Also, there is the peace of God expressed in the pastoral and meditative "I'll Follow Thee Also" and "Look Yonder O My Soul".
Finally, the passion leads one to the promise of eternal life in the closing choral, "Lord Jesus, We Come To Die".
This is music from a master; the greatest composer of all time; who spent his life devoted to reflecting the glory of God through his craft and creativity; and the art has transcended all time and space.
As for the performance; unless you speak German, I would highly recommend that this is the ONLY St. John Passion that you should buy, at least until you get to know it; as this version is an English translation from the original German. Along this line, it seems to make more sense to sit back and absorb both word and music without having to plow through the translation.
The conductor, Sir Benjamin Britten seems to have had excellent insight to this music.

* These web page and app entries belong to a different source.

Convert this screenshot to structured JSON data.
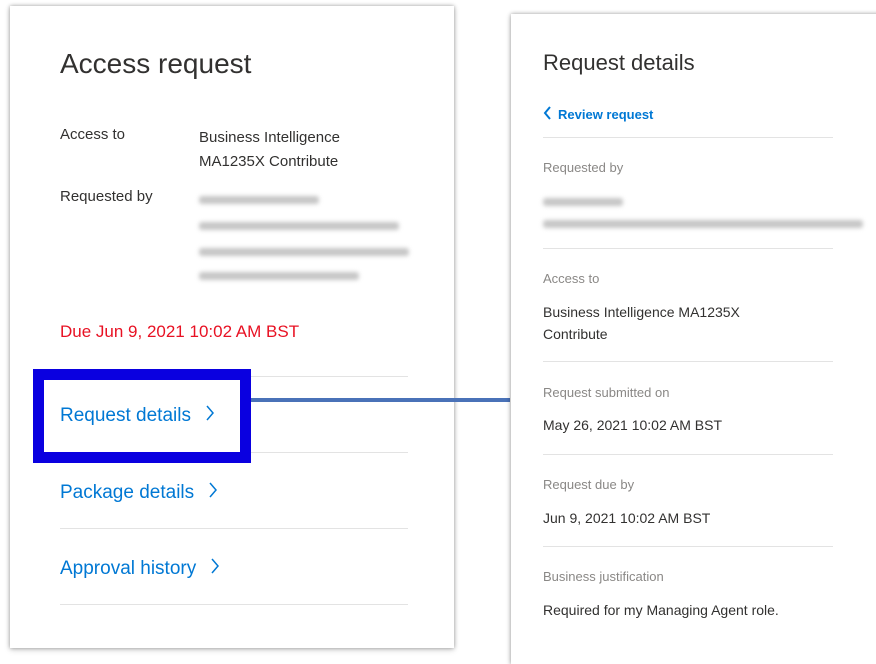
{
  "access_card": {
    "title": "Access request",
    "access_to_label": "Access to",
    "access_to_value_line1": "Business Intelligence",
    "access_to_value_line2": "MA1235X Contribute",
    "requested_by_label": "Requested by",
    "due_text": "Due Jun 9, 2021 10:02 AM BST",
    "links": {
      "request_details": "Request details",
      "package_details": "Package details",
      "approval_history": "Approval history"
    }
  },
  "details_card": {
    "title": "Request details",
    "back_link": "Review request",
    "requested_by_label": "Requested by",
    "access_to_label": "Access to",
    "access_to_value_line1": "Business Intelligence MA1235X",
    "access_to_value_line2": "Contribute",
    "submitted_label": "Request submitted on",
    "submitted_value": "May 26, 2021 10:02 AM BST",
    "due_label": "Request due by",
    "due_value": "Jun 9, 2021 10:02 AM BST",
    "justification_label": "Business justification",
    "justification_value": "Required for my Managing Agent role."
  },
  "colors": {
    "link": "#0078d4",
    "due_warning": "#e81123",
    "highlight_box": "#0a00e0",
    "connector": "#4a72b8"
  },
  "icons": {
    "link_chevron": "chevron-right-icon",
    "back_chevron": "chevron-left-icon"
  }
}
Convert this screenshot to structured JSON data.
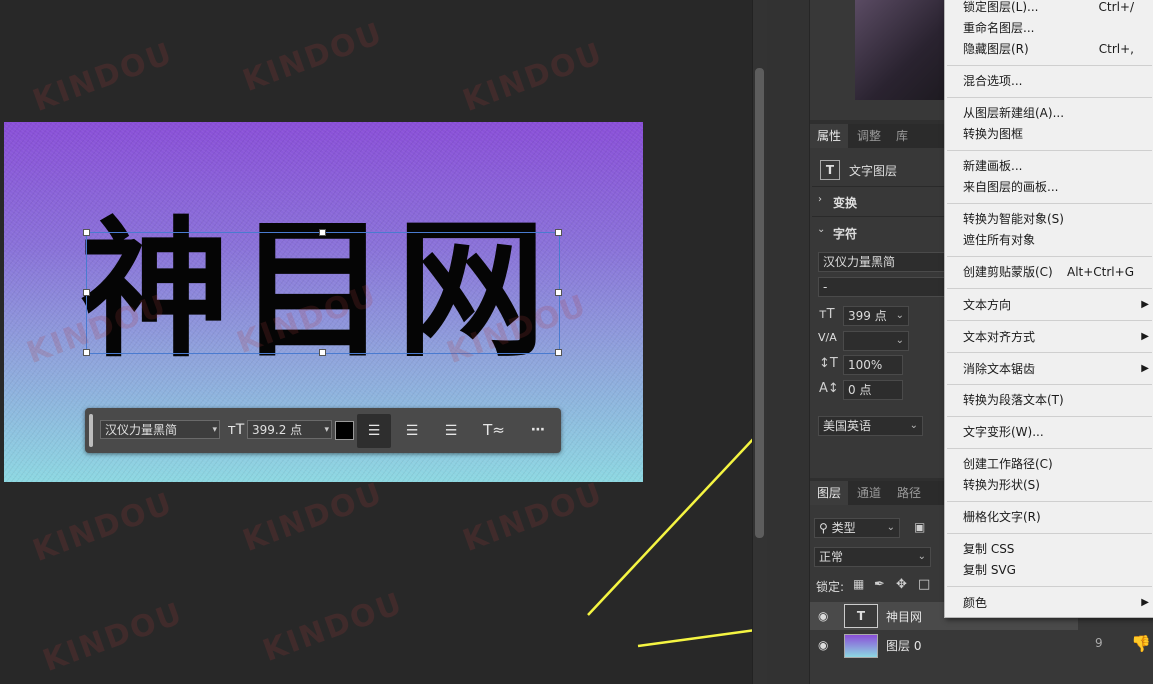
{
  "canvas": {
    "headline": "神目网",
    "toolbar": {
      "font_family": "汉仪力量黑简",
      "font_size": "399.2 点",
      "color_swatch": "#000000"
    }
  },
  "watermark_text": "KINDOU",
  "properties": {
    "tabs": [
      "属性",
      "调整",
      "库"
    ],
    "layer_kind": "文字图层",
    "section_transform": "变换",
    "section_character": "字符",
    "font_family": "汉仪力量黑简",
    "font_style": "-",
    "font_size": "399 点",
    "kerning_label": "V/A",
    "vertical_scale": "100%",
    "baseline_shift": "0 点",
    "language": "美国英语"
  },
  "layers": {
    "tabs": [
      "图层",
      "通道",
      "路径"
    ],
    "filter_kind": "类型",
    "blend_mode": "正常",
    "lock_label": "锁定:",
    "rows": [
      {
        "name": "神目网"
      },
      {
        "name": "图层 0"
      }
    ],
    "partial_number": "9"
  },
  "context_menu": {
    "items": [
      {
        "label": "锁定图层(L)...",
        "shortcut": "Ctrl+/"
      },
      {
        "label": "重命名图层..."
      },
      {
        "label": "隐藏图层(R)",
        "shortcut": "Ctrl+,"
      },
      {
        "label": "混合选项..."
      },
      {
        "label": "从图层新建组(A)..."
      },
      {
        "label": "转换为图框"
      },
      {
        "label": "新建画板..."
      },
      {
        "label": "来自图层的画板..."
      },
      {
        "label": "转换为智能对象(S)"
      },
      {
        "label": "遮住所有对象"
      },
      {
        "label": "创建剪贴蒙版(C)",
        "shortcut": "Alt+Ctrl+G"
      },
      {
        "label": "文本方向",
        "submenu": true
      },
      {
        "label": "文本对齐方式",
        "submenu": true
      },
      {
        "label": "消除文本锯齿",
        "submenu": true
      },
      {
        "label": "转换为段落文本(T)"
      },
      {
        "label": "文字变形(W)..."
      },
      {
        "label": "创建工作路径(C)"
      },
      {
        "label": "转换为形状(S)"
      },
      {
        "label": "栅格化文字(R)"
      },
      {
        "label": "复制 CSS"
      },
      {
        "label": "复制 SVG"
      },
      {
        "label": "颜色",
        "submenu": true
      }
    ]
  },
  "colors": {
    "arrow": "#f5f542",
    "menu_bg": "#f0f0f0",
    "panel_bg": "#383838"
  }
}
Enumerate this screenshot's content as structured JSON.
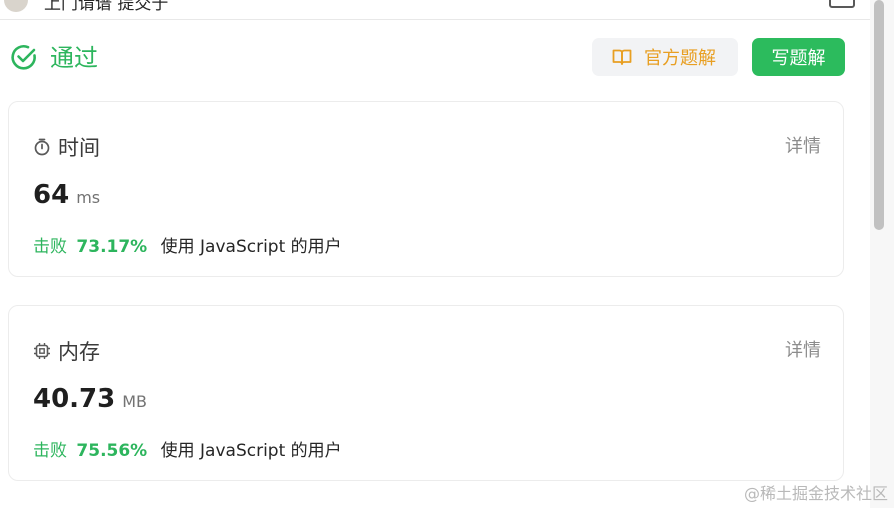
{
  "header": {
    "author_text": "上门请谱 提交于"
  },
  "status": {
    "text": "通过",
    "color": "#2db55d"
  },
  "toolbar": {
    "official_solution_label": "官方题解",
    "write_solution_label": "写题解"
  },
  "time_card": {
    "title": "时间",
    "detail_label": "详情",
    "value": "64",
    "unit": "ms",
    "beat_prefix": "击败",
    "beat_percent": "73.17%",
    "beat_suffix": "使用 JavaScript 的用户"
  },
  "memory_card": {
    "title": "内存",
    "detail_label": "详情",
    "value": "40.73",
    "unit": "MB",
    "beat_prefix": "击败",
    "beat_percent": "75.56%",
    "beat_suffix": "使用 JavaScript 的用户"
  },
  "watermark": "@稀土掘金技术社区",
  "icons": {
    "status": "check-circle-icon",
    "official": "book-open-icon",
    "time": "stopwatch-icon",
    "memory": "chip-icon"
  },
  "colors": {
    "accent_green": "#2cbb5d",
    "official_orange": "#e89f22"
  }
}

Indeed, as Britten was a composer himself (one of the greatest of the 20th century) he seems to have had a special feeling for church music and composed several of his own pieces based upon religious texts or modeled along the lines of a religious liturgy.
on September 16, 2001
I second everything said about this by the reviews above! This is a warm recording sung very well, it'sd a real treat this one. Pitty Britten didn't do the St Matthew Passion. This is a super buy
This recording was highly praised when it first appeared, but it hasn't worn too well. It all sounds a bit staid, and the sound is thick. The chorus is warm, but their sound too is heavy, and the chorales are sluggish. The soloists are fine; Gwynne Howell is a big-voiced Jesus, and Heather Harper, a great singer, is secure, although she sings her big aria rather straight -- is it possible that these singers might have been more familiar expressively with a German text? The major drawback, though, is Pears's Evangelist. He's sweet and expressive, but the voice is very uneven, and the sustained notes wobble distinctly. Compared with Anthony Rolfe Johnson on Gardiner's set (or even Haefliger, on the old Richter set), Pears does not seem particularly effective. The Chorus and the Evangelist are the heart of the St. John Passion, and it's the limitations with both that make this set perhaps less than it could have been. Britten's conducting -- in the days before the period instrument movement really took off -- is certainly efficient, but it doesn't seem all that interesting to me. I have to admit, though, that I don't much like another much-praised set: the Klemperer St. Matthew.
Bach's Passions haven't made their way in English translations for the same reason that Messiah hasn't made its way in German: the text is inextricably tied to the original language. But if that sense of rightness isn't important to you, I agree with the other reviewers that Britten's Englished Bach is deeply felt and absorbing. Peter Pears couldn't be bettered as a dramatic Evangelist (although by 1971 his voice couldn't be called fresh).
The other soloists are also fine, but I'm not totally convinced by the large chorus that uses boys instead of women. Thier piping timbre isn't easy to get used to (unless you already love it -- I don't). But the bigger problem is that you can't hear the words very well, due to the backward placement of the chorus. If you're going to English the St. John Passion, shouldn't prime attention be paid to intelligibility?
on August 29, 2006
I must disagree with my fellow reviewers. Although I find Britten's general direction quite excellent, there are a few recording issues that interfere with the music. At points, the balance and the dynamics are erratic, which may simply be the fault of the technical engineers rather than the performers. Although the solo sections can be sublime, the choral sections suffer sloppy cutoffs and often incomprehensible diction.
on January 22, 2016
Beautiful performance (in English!!)